It could have meant more opportunities and new fulfillment for the people when integrated with all aspects of development: agricultural, village, industrial, social and economic.
“The present plan is that where it is shown to be feasible, micro-hydro power will be developed in rural areas and from the station, distribution lines will be spread out to those places demanding the service,” Mr Mola said in 1976.
“In time, the distribution line will link together all the various micro-hydro stations, so that the second step can take place where one major hydro-electric power station can link up all the distribution lines and the minor power plants can be moved to a new area where the same plan commences.
“Thus, the spread of development depends on the needs of the consumer and his demand for the power produced.
“The distribution of this power must rest in the hands of the provincial authorities so that the people not only receive but actually own the power that is generated within their province.
“Any profits will be ploughed back into improving the living standards of the people of the province.
“The way that I anticipate that this will be done is that the National Government will arrange loan funds from various sources for the capital cost of the micro-hydro electric power stations or transmission from existing power sources.
“The province will utilise the profits from the sale of the power from existing power sources to distribute power to the villages, so spreading power to the villages according to the wishes and needs of their own people.
“The province will also be required to pay the loan for capital equipment.
“In this way, the province can feel that its people are the real and true owners of the power supply and that they determine the use to which the power is put.”
Mr Mola stressed: “It is not a dream, but a target for achievement.
“We can do it, we must do it if we are to function as a Government of the people, for the people, and it is my declared intention that we should do it, starting now we should light into the lives of our people, joy to their hearts and prosperity to their lives by bringing power to the villages.”

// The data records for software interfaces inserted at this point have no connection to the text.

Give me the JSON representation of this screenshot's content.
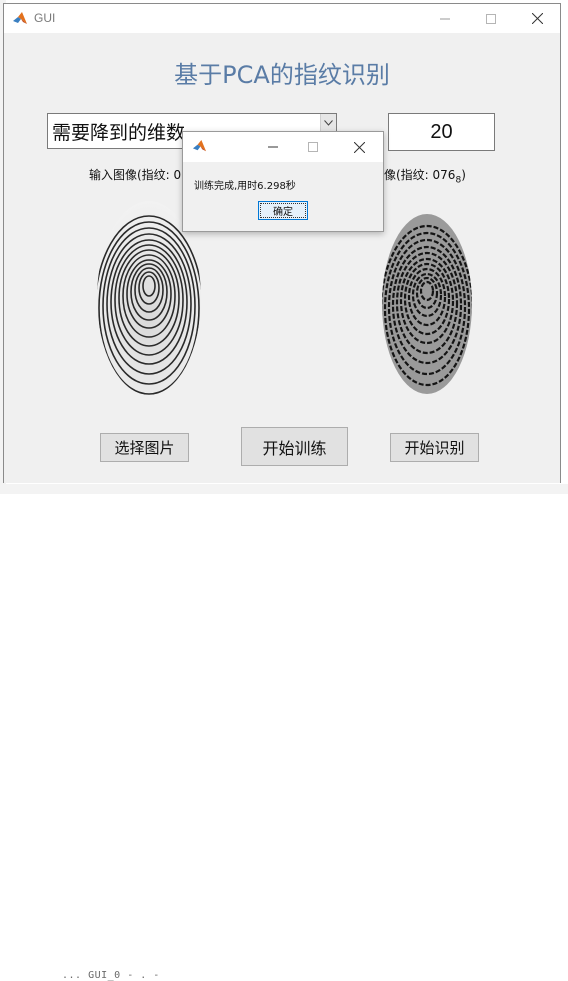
{
  "window": {
    "title": "GUI"
  },
  "app": {
    "heading": "基于PCA的指纹识别",
    "dimension_dropdown": {
      "selected": "需要降到的维数"
    },
    "dimension_value": "20",
    "input_caption": "输入图像(指纹: 0",
    "result_caption_prefix": "图图像(指纹: 076",
    "result_caption_sub": "8",
    "result_caption_suffix": ")",
    "buttons": {
      "select_image": "选择图片",
      "start_training": "开始训练",
      "start_recognition": "开始识别"
    }
  },
  "dialog": {
    "message": "训练完成,用时6.298秒",
    "ok_label": "确定"
  },
  "background": {
    "bottom_text": "...  GUI_0   -   .        -"
  },
  "icons": {
    "app_icon": "matlab-icon",
    "minimize": "minimize-icon",
    "maximize": "maximize-icon",
    "close": "close-icon",
    "dropdown": "chevron-down-icon"
  },
  "colors": {
    "heading": "#5a7ca6",
    "dialog_button_border": "#0078d7"
  }
}
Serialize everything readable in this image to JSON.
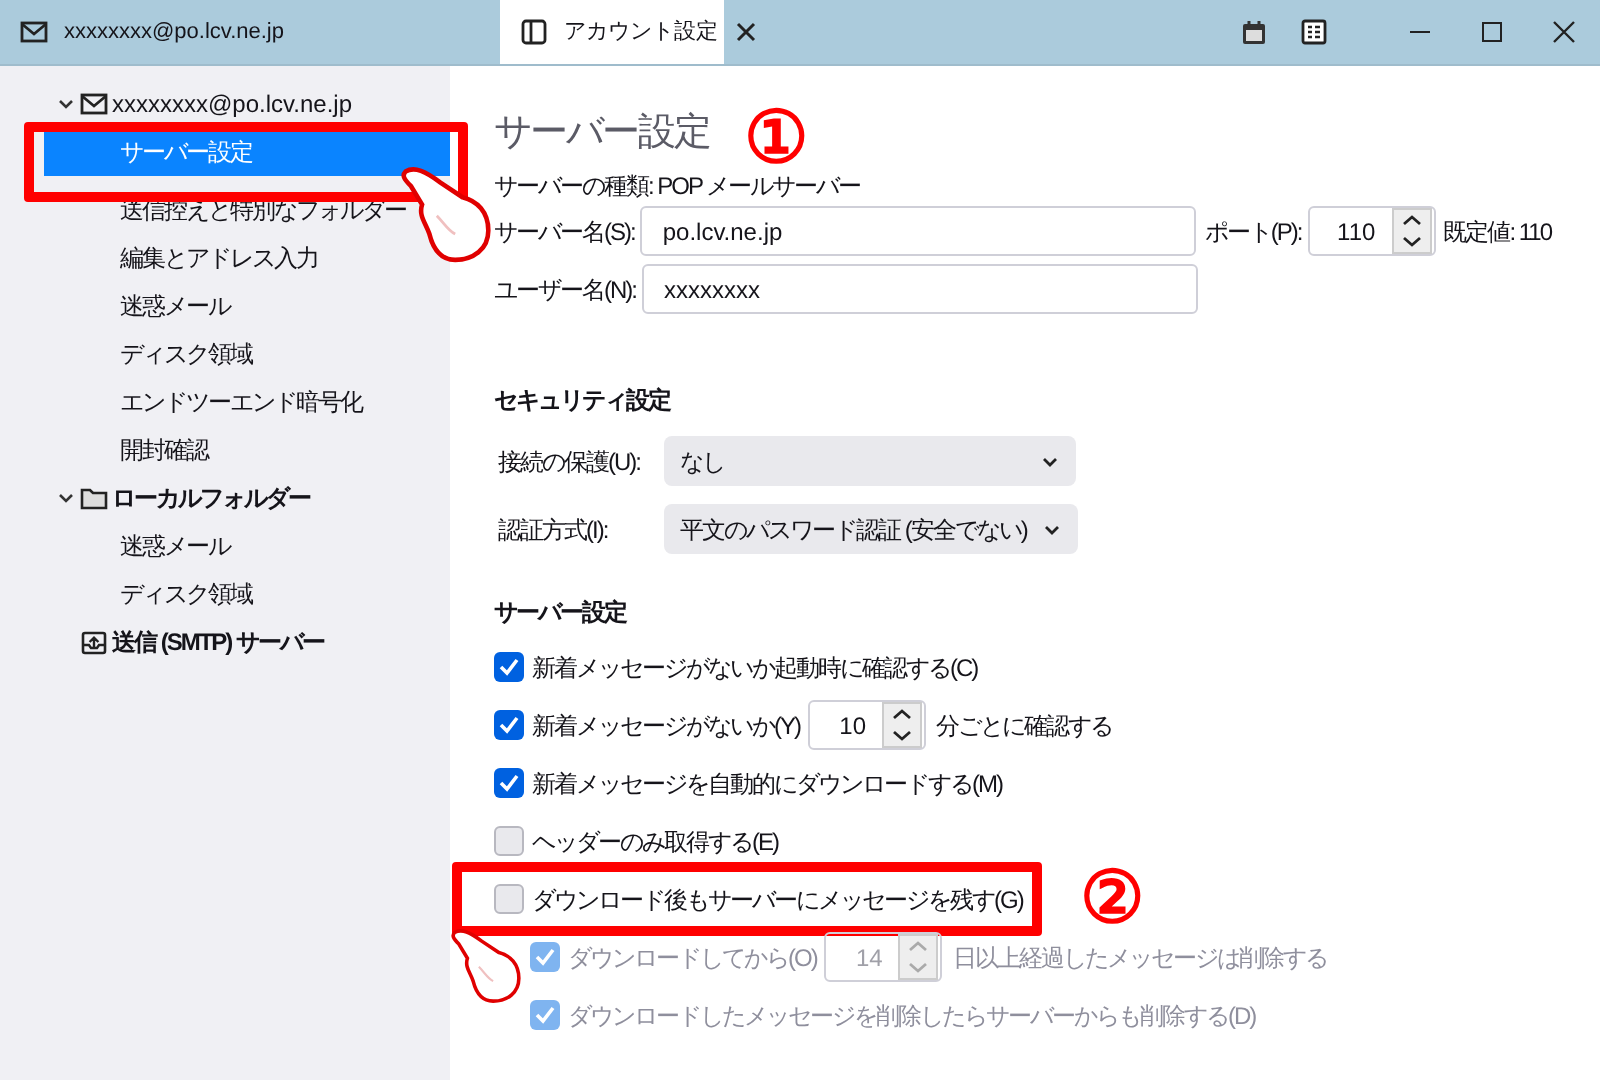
{
  "tabs": [
    {
      "label": "xxxxxxxx@po.lcv.ne.jp",
      "selected": false
    },
    {
      "label": "アカウント設定",
      "selected": true
    }
  ],
  "sidebar": {
    "items": [
      {
        "kind": "account",
        "label": "xxxxxxxx@po.lcv.ne.jp",
        "expanded": true,
        "selected": false,
        "children": [
          {
            "label": "サーバー設定",
            "selected": true
          },
          {
            "label": "送信控えと特別なフォルダー",
            "selected": false
          },
          {
            "label": "編集とアドレス入力",
            "selected": false
          },
          {
            "label": "迷惑メール",
            "selected": false
          },
          {
            "label": "ディスク領域",
            "selected": false
          },
          {
            "label": "エンドツーエンド暗号化",
            "selected": false
          },
          {
            "label": "開封確認",
            "selected": false
          }
        ]
      },
      {
        "kind": "folder",
        "label": "ローカルフォルダー",
        "expanded": true,
        "selected": false,
        "children": [
          {
            "label": "迷惑メール",
            "selected": false
          },
          {
            "label": "ディスク領域",
            "selected": false
          }
        ]
      },
      {
        "kind": "outbox",
        "label": "送信 (SMTP) サーバー",
        "selected": false
      }
    ]
  },
  "main": {
    "title": "サーバー設定",
    "server_type": "サーバーの種類: POP メールサーバー",
    "server_name": {
      "label": "サーバー名(S):",
      "value": "po.lcv.ne.jp"
    },
    "port": {
      "label": "ポート(P):",
      "value": "110",
      "default": "既定値: 110"
    },
    "user_name": {
      "label": "ユーザー名(N):",
      "value": "xxxxxxxx"
    },
    "security": {
      "heading": "セキュリティ設定",
      "fields": [
        {
          "label": "接続の保護(U):",
          "value": "なし"
        },
        {
          "label": "認証方式(I):",
          "value": "平文のパスワード認証 (安全でない)"
        }
      ]
    },
    "server_settings": {
      "heading": "サーバー設定",
      "options": [
        {
          "kind": "plain",
          "label": "新着メッセージがないか起動時に確認する(C)",
          "checked": true,
          "disabled": false
        },
        {
          "kind": "interval",
          "label": "新着メッセージがないか(Y)",
          "value": "10",
          "suffix": "分ごとに確認する",
          "checked": true,
          "disabled": false
        },
        {
          "kind": "plain",
          "label": "新着メッセージを自動的にダウンロードする(M)",
          "checked": true,
          "disabled": false
        },
        {
          "kind": "plain",
          "label": "ヘッダーのみ取得する(E)",
          "checked": false,
          "disabled": false
        },
        {
          "kind": "plain",
          "label": "ダウンロード後もサーバーにメッセージを残す(G)",
          "checked": false,
          "disabled": false,
          "children": [
            {
              "kind": "interval",
              "label": "ダウンロードしてから(O)",
              "value": "14",
              "suffix": "日以上経過したメッセージは削除する",
              "checked": true,
              "disabled": true
            },
            {
              "kind": "plain",
              "label": "ダウンロードしたメッセージを削除したらサーバーからも削除する(D)",
              "checked": true,
              "disabled": true
            }
          ]
        }
      ]
    }
  },
  "callouts": [
    "①",
    "②"
  ]
}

Rural PNG remains in the dark after 33 years of independence.

No comments:

Post a Comment